An outdoor coating on a residential property exhibits discolouration four years after application. One Eighty was assigned to investigate.
The client reported the following:
- The stone finish coating was first applied in 2011 using Binder A.
- The coating failed by swelling and blistering.
- The coating was found not to be inert to water and was scraped down.
- Primer B was applied and discolouration was then noticed after four years.
The discolouration results in a change in the surface roughness of the wall.
The first step in determining the cause for the discolouration was to establish if the primer cured correctly. In order to do so, a differential scanning calorimetry (DSC) was conducted on a discoloured sample (failed sample) and a non-discoloured sample (intact sample).
Differential scanning calorimetry (DSC)
Differential scanning calorimetry allows graphical observation of the latent heat of energy during crystallisation of the primer. Thus, we can conclusively determine if the primer cured correctly.
Scanning electron microscopy (SEM)
SEM allows observation of samples at high resolution to observe characteristic features of under-curing or fracture.
The failed sample has a smaller latent heat of energy (area under endothermic peak) than the intact sample (Figure 2). This suggests that the failed sample includes the under-cured primer. Under-curing results in a loss of adhesion of the primer itself, as well as additional coatings applied on the primer. Lack of adhesion results in the swelling of the primer and coating system, causing a change in surface roughness and uniformity.
The surfaces of the samples differ considerably, where the failed sample appears significantly more porous. This difference in porosity confirms that correct adhesion and spreading of the coating was not achieved during application. Incorrect curing of the primer did not allow the coating to adhere correctly, resulting in an uneven distribution. The discoloured coating sample appears flakier, which results in a higher surface roughness.

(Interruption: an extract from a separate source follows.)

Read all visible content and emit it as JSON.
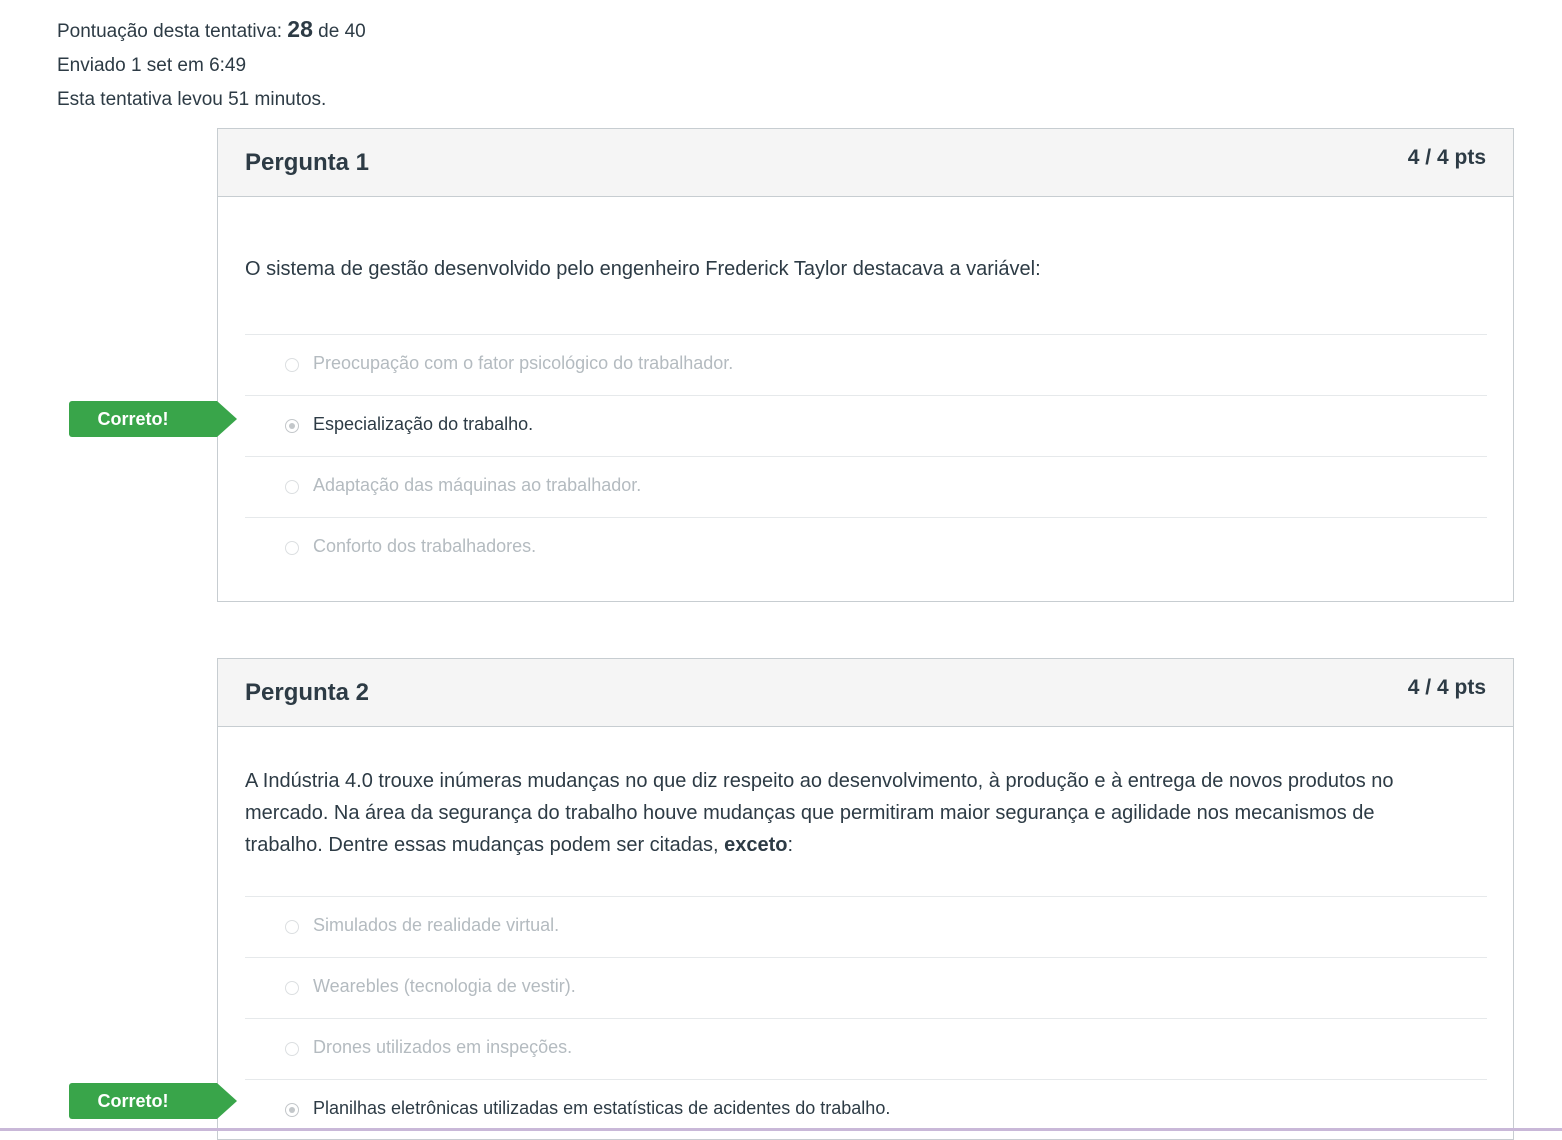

- Primer B did not cure completely because of its application on an unclean surface. It is highly likely that residue from Primer A was present. The latter is hydrophilic and therefore repels Primer A, causing an uneven distribution on the wall surface.
- Since Primer A did not adhere correctly, the stone finish coating did not adhere correctly on the entire surface of the outer walls. The loss of adhesion results in the coating swelling over time. This swelling causes chemical changes which result in a colour change.